*** Opening of Dataset ***
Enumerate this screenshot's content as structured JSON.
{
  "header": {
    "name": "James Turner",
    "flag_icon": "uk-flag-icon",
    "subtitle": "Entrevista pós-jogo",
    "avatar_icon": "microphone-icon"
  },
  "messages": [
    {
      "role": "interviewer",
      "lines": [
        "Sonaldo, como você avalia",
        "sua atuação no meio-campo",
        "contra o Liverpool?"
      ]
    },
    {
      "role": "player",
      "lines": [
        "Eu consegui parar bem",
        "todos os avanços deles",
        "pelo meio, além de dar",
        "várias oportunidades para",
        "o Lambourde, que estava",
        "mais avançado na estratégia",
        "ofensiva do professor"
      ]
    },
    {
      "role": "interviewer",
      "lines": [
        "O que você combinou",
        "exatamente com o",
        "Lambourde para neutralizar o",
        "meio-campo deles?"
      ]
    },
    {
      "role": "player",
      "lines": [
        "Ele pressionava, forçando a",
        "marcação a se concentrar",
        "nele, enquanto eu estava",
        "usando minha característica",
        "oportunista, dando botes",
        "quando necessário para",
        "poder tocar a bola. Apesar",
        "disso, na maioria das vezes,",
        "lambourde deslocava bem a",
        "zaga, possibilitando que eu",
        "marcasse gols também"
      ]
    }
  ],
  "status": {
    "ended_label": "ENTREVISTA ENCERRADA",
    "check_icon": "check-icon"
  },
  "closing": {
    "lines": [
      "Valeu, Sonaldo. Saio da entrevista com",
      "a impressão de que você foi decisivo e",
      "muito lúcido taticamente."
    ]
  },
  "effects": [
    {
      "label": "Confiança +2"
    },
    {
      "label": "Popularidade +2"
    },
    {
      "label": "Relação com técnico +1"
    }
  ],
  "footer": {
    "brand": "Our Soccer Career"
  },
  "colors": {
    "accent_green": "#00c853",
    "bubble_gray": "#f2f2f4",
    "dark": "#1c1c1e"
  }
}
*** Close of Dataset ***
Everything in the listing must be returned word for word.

Enumerate this screenshot's content as structured JSON.
{
  "header": {
    "name": "James Turner",
    "flag_icon": "uk-flag-icon",
    "subtitle": "Entrevista pós-jogo",
    "avatar_icon": "microphone-icon"
  },
  "messages": [
    {
      "role": "interviewer",
      "lines": [
        "Sonaldo, como você avalia",
        "sua atuação no meio-campo",
        "contra o Liverpool?"
      ]
    },
    {
      "role": "player",
      "lines": [
        "Eu consegui parar bem",
        "todos os avanços deles",
        "pelo meio, além de dar",
        "várias oportunidades para",
        "o Lambourde, que estava",
        "mais avançado na estratégia",
        "ofensiva do professor"
      ]
    },
    {
      "role": "interviewer",
      "lines": [
        "O que você combinou",
        "exatamente com o",
        "Lambourde para neutralizar o",
        "meio-campo deles?"
      ]
    },
    {
      "role": "player",
      "lines": [
        "Ele pressionava, forçando a",
        "marcação a se concentrar",
        "nele, enquanto eu estava",
        "usando minha característica",
        "oportunista, dando botes",
        "quando necessário para",
        "poder tocar a bola. Apesar",
        "disso, na maioria das vezes,",
        "lambourde deslocava bem a",
        "zaga, possibilitando que eu",
        "marcasse gols também"
      ]
    }
  ],
  "status": {
    "ended_label": "ENTREVISTA ENCERRADA",
    "check_icon": "check-icon"
  },
  "closing": {
    "lines": [
      "Valeu, Sonaldo. Saio da entrevista com",
      "a impressão de que você foi decisivo e",
      "muito lúcido taticamente."
    ]
  },
  "effects": [
    {
      "label": "Confiança +2"
    },
    {
      "label": "Popularidade +2"
    },
    {
      "label": "Relação com técnico +1"
    }
  ],
  "footer": {
    "brand": "Our Soccer Career"
  },
  "colors": {
    "accent_green": "#00c853",
    "bubble_gray": "#f2f2f4",
    "dark": "#1c1c1e"
  }
}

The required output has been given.